Ukraine unnerved by US-German pact on Russian gas pipeline

Poland joins Kiev in vowing continued opposition to Nord Stream 2 project

Nord Stream 2 gas pipeline: construction is 98 per cent completed on feed that will carry gas directly from Russia to Germany under the Baltic Sea. Photograph: Tobias Schwarz/AFP

Nord Stream 2 gas pipeline: construction is 98 per cent completed on feed that will carry gas directly from Russia to Germany under the Baltic Sea. Photograph: Tobias Schwarz/AFP

 

Ukraine and Poland have dismissed assurances that a deal between the United States and Germany to end their dispute over the Nord Stream 2 gas pipeline will prevent Russia using it to exert political leverage and undermine security in eastern Europe.

Washington has long opposed a pipeline that will carry gas directly from Russia to Germany under the Baltic Sea, but US president Joe Biden says it is now impossible to halt a project that is 98 per cent complete, and he has chosen not to impose new sanctions on European and Russian firms involved in the €9.5 billion scheme.

Kiev and capitals along the EU’s eastern flank say the pipeline will allow Moscow to cut energy flows through Ukraine and other eastern European states that have poor relations with the Kremlin, while continuing to supply Germany and other lucrative markets in western Europe.

“This is a bad situation and a bad pipeline, but we need to help protect Ukraine and I feel that we have made some significant steps in that direction,” said Victoria Nuland, US under-secretary of state for political affairs.

Energy as weapon

“Germany has committed in this agreement with us that should Russia attempt to use energy as a weapon or commit further aggressive acts against Ukraine, Germany will take actions at the national level and press for effective measures at the European level, including sanctions to limit Russian export capabilities to Europe in the energy sector,” she added.
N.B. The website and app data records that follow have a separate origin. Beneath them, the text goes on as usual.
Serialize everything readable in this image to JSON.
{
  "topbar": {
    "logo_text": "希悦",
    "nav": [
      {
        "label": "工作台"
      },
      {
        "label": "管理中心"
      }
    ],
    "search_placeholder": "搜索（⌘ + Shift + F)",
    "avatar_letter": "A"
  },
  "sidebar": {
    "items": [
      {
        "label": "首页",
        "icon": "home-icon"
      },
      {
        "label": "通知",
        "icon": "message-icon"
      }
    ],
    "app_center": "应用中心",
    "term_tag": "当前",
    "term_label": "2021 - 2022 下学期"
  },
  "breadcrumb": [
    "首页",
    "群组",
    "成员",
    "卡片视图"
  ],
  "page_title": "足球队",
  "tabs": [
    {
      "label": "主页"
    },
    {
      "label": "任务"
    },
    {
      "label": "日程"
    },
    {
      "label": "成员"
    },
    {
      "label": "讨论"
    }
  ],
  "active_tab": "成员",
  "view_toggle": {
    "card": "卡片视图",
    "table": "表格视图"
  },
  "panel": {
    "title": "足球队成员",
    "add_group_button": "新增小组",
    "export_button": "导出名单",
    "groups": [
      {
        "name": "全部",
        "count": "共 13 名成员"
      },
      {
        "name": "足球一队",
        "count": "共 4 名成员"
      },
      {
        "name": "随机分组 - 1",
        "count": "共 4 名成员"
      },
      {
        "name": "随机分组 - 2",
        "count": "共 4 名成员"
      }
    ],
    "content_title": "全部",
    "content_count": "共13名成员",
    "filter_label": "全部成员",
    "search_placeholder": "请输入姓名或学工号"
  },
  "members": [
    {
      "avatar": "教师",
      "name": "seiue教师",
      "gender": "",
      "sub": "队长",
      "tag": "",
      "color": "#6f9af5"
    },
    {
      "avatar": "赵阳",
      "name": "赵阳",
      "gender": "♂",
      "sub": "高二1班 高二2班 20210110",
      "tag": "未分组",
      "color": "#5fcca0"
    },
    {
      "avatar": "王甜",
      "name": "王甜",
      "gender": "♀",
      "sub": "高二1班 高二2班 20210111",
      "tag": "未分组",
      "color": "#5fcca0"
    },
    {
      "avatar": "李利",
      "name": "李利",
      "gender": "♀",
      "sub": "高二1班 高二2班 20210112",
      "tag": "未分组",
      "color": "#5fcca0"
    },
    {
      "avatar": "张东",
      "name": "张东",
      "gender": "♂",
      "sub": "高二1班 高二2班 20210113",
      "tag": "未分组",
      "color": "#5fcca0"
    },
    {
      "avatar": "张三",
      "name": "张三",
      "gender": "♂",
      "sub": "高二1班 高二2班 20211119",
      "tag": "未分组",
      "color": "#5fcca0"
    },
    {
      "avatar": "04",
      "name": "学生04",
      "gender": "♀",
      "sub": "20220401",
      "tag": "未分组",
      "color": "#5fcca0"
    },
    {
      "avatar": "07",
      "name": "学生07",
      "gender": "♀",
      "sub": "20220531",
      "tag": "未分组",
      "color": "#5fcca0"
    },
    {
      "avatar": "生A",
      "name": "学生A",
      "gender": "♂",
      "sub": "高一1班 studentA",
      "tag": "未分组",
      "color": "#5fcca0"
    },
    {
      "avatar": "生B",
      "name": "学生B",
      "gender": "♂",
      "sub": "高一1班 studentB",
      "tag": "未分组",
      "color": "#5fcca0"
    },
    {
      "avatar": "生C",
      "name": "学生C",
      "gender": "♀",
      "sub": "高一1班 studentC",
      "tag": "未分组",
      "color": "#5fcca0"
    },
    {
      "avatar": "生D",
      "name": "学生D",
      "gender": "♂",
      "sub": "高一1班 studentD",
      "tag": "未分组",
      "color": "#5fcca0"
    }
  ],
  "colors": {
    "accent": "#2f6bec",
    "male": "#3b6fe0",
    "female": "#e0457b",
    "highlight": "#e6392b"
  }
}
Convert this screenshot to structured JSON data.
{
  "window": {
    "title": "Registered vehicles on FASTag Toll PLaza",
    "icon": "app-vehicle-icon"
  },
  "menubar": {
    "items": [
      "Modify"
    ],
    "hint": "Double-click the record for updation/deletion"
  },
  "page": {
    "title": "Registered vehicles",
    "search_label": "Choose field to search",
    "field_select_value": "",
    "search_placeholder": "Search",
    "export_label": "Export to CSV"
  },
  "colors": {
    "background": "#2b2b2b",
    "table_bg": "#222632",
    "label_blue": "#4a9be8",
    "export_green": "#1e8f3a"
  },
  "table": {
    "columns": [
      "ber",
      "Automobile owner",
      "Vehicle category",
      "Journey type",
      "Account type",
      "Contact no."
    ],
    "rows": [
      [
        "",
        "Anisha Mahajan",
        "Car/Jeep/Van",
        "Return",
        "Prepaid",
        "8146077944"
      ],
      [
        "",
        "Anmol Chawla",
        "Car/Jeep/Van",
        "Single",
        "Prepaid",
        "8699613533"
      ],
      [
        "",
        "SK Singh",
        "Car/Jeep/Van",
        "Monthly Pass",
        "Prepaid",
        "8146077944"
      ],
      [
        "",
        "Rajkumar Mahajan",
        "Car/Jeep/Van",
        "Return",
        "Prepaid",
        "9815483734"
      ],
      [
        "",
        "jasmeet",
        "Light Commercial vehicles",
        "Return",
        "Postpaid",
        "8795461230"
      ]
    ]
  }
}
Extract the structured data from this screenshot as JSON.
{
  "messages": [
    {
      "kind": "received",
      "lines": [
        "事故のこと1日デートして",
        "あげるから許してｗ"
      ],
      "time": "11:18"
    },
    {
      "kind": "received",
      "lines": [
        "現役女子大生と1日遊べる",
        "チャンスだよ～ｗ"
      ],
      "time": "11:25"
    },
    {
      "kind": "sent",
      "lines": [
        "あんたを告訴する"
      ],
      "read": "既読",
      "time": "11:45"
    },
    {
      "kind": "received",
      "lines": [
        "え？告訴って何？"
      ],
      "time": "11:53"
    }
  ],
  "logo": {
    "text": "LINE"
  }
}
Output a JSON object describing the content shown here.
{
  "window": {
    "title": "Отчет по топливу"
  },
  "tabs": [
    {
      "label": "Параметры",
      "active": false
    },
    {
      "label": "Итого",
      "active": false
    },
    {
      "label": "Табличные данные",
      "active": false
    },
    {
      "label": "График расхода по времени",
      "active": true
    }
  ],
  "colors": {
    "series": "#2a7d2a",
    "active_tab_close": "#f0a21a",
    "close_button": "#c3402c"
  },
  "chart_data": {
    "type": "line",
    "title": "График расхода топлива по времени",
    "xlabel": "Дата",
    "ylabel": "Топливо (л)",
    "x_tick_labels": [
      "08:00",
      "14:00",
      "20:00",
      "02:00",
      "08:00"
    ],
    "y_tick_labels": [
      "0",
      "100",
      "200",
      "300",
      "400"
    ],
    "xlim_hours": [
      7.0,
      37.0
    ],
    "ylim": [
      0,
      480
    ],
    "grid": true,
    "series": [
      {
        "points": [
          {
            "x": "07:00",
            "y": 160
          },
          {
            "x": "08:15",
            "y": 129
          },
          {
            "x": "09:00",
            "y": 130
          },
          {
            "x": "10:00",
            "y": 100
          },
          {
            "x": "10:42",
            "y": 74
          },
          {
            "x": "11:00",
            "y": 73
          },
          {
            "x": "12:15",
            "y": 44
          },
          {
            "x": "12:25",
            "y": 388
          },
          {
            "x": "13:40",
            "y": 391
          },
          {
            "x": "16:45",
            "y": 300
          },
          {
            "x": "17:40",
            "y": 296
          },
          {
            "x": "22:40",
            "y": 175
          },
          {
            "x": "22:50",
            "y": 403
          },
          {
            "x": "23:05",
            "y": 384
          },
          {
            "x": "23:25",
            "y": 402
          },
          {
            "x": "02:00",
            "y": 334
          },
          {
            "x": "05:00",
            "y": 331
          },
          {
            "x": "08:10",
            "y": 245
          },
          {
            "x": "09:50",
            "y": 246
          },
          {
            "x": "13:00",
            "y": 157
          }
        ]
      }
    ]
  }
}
The US and Germany said they would back the creation of a $1 billion “green fund” to modernise and clean up Ukraine’s energy sector, and insisted that Russia should continue to export gas via Ukraine after their current contract expires in 2024.

Berlin vowed to use “all available leverage to facilitate an extension of up to 10 years” on that gas transit deal, and pledged to help Ukraine access gas from its western neighbours and join the European electricity grid to reduce its vulnerability to Russian energy moves.

Destabilising security

The White House sweetened the announcement by revealing that Ukrainian president Volodymyr Zelenskiy would meet Mr Biden there on August 30th – but Kiev said none of this allayed its fears, seven years after Russia seized Crimea and fomented a conflict in eastern Ukraine that has claimed 14,000 lives.

Ukraine and Poland said in a joint statement that the US-German pact “has created political, military and energy threats for Ukraine and central Europe, while increasing Russia’s potential to destabilise the security situation in Europe, perpetuating divisions among Nato and European Union member states”.

“Ukraine and Poland will work together with their allies and partners to oppose [Nord Stream 2] until solutions are developed to address the security crisis . . . and to provide support to countries aspiring to membership in western democratic institutions, and to reduce threats to peace and energy security,” the statement said.

Kremlin spokesman Dmitry Peskov insisted that “Russia has always been and remains a responsible guarantor of energy security”, and noted that Russian president Vladimir Putin “has repeatedly said Russia is ready to discuss extending the gas transit deal via Ukraine beyond 2024”.